_Exercise description:_
Line by line, set down all the data below exactly, omitting any picture.

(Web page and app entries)
=== Begin Enclosure ===
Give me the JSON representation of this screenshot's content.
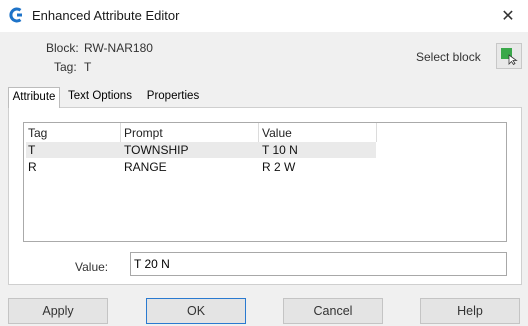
{
  "window": {
    "title": "Enhanced Attribute Editor",
    "close_glyph": "✕"
  },
  "block_info": {
    "block_label": "Block:",
    "block_name": "RW-NAR180",
    "tag_label": "Tag:",
    "tag_value": "T"
  },
  "select_block": {
    "label": "Select block",
    "icon": "select-block-icon",
    "icon_color": "#3aa84a"
  },
  "tabs": [
    {
      "label": "Attribute",
      "active": true
    },
    {
      "label": "Text Options",
      "active": false
    },
    {
      "label": "Properties",
      "active": false
    }
  ],
  "attribute_table": {
    "columns": [
      "Tag",
      "Prompt",
      "Value"
    ],
    "rows": [
      {
        "tag": "T",
        "prompt": "TOWNSHIP",
        "value": "T 10 N",
        "selected": true
      },
      {
        "tag": "R",
        "prompt": "RANGE",
        "value": "R 2 W",
        "selected": false
      }
    ]
  },
  "value_field": {
    "label": "Value:",
    "value": "T 20 N"
  },
  "buttons": {
    "apply": "Apply",
    "ok": "OK",
    "cancel": "Cancel",
    "help": "Help"
  },
  "colors": {
    "accent": "#2a7ad0",
    "app_icon": "#1e73c8"
  }
}
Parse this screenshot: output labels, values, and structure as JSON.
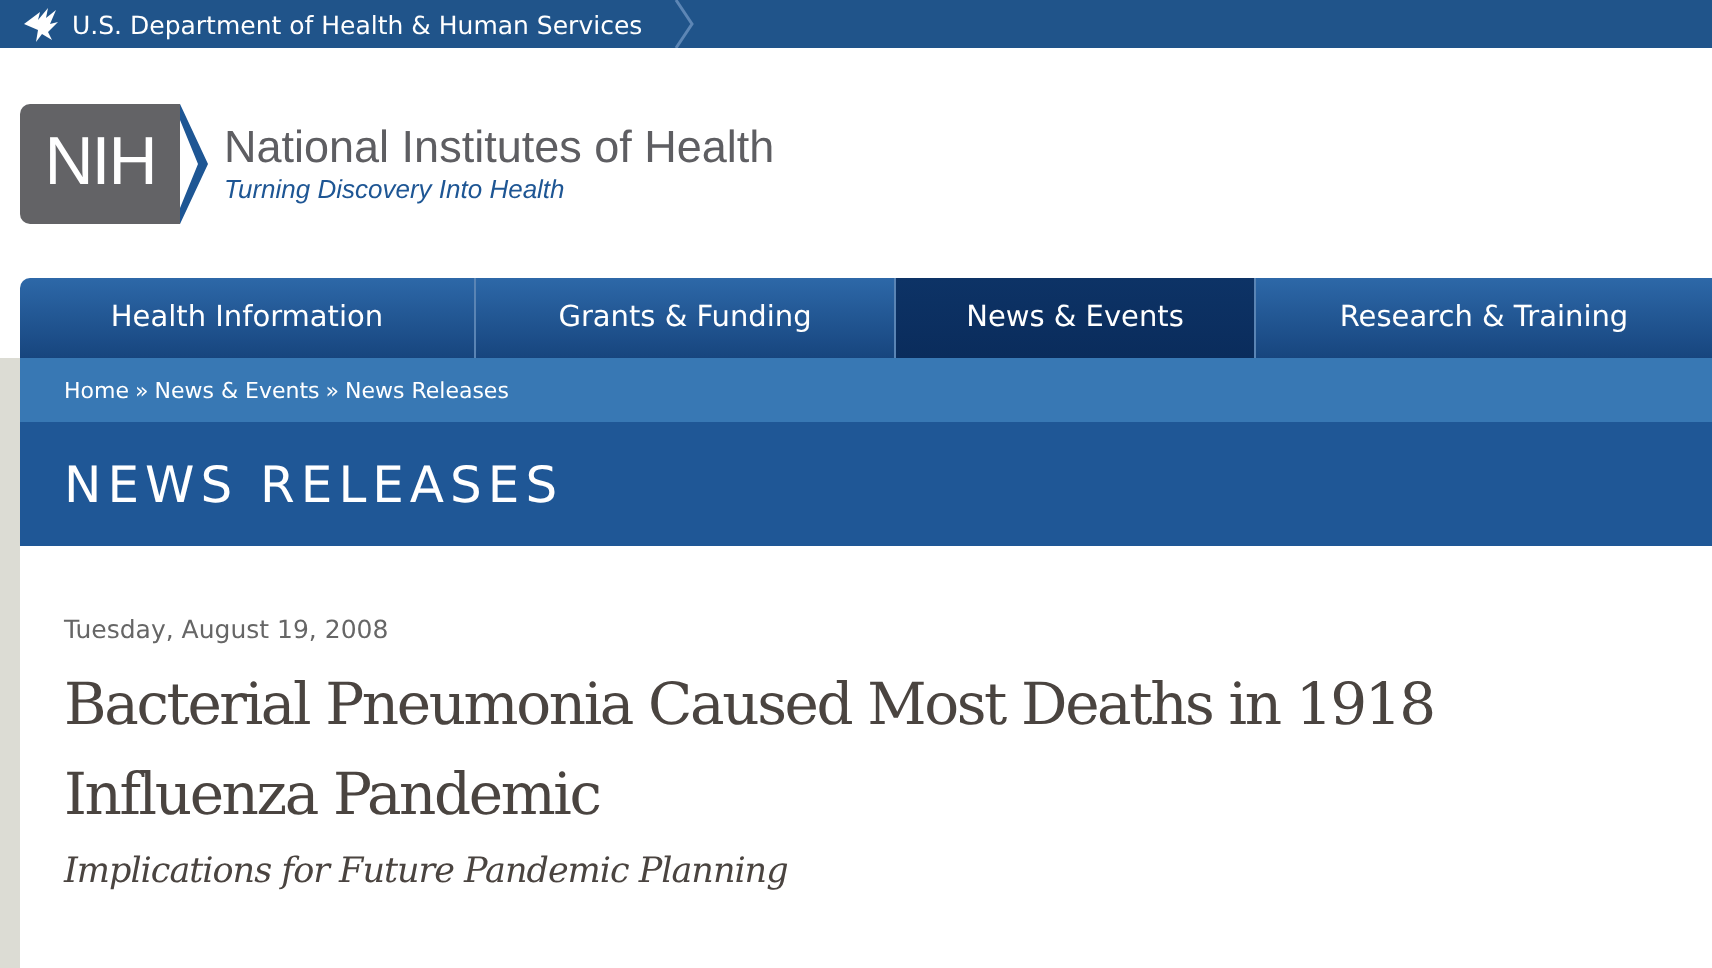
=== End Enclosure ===
_Written response:_
Give me the JSON representation of this screenshot's content.
{
  "window": {
    "title": "Enhanced Attribute Editor",
    "close_glyph": "✕"
  },
  "block_info": {
    "block_label": "Block:",
    "block_name": "RW-NAR180",
    "tag_label": "Tag:",
    "tag_value": "T"
  },
  "select_block": {
    "label": "Select block",
    "icon": "select-block-icon",
    "icon_color": "#3aa84a"
  },
  "tabs": [
    {
      "label": "Attribute",
      "active": true
    },
    {
      "label": "Text Options",
      "active": false
    },
    {
      "label": "Properties",
      "active": false
    }
  ],
  "attribute_table": {
    "columns": [
      "Tag",
      "Prompt",
      "Value"
    ],
    "rows": [
      {
        "tag": "T",
        "prompt": "TOWNSHIP",
        "value": "T 10 N",
        "selected": true
      },
      {
        "tag": "R",
        "prompt": "RANGE",
        "value": "R 2 W",
        "selected": false
      }
    ]
  },
  "value_field": {
    "label": "Value:",
    "value": "T 20 N"
  },
  "buttons": {
    "apply": "Apply",
    "ok": "OK",
    "cancel": "Cancel",
    "help": "Help"
  },
  "colors": {
    "accent": "#2a7ad0",
    "app_icon": "#1e73c8"
  }
}
Parse this screenshot: output labels, values, and structure as JSON.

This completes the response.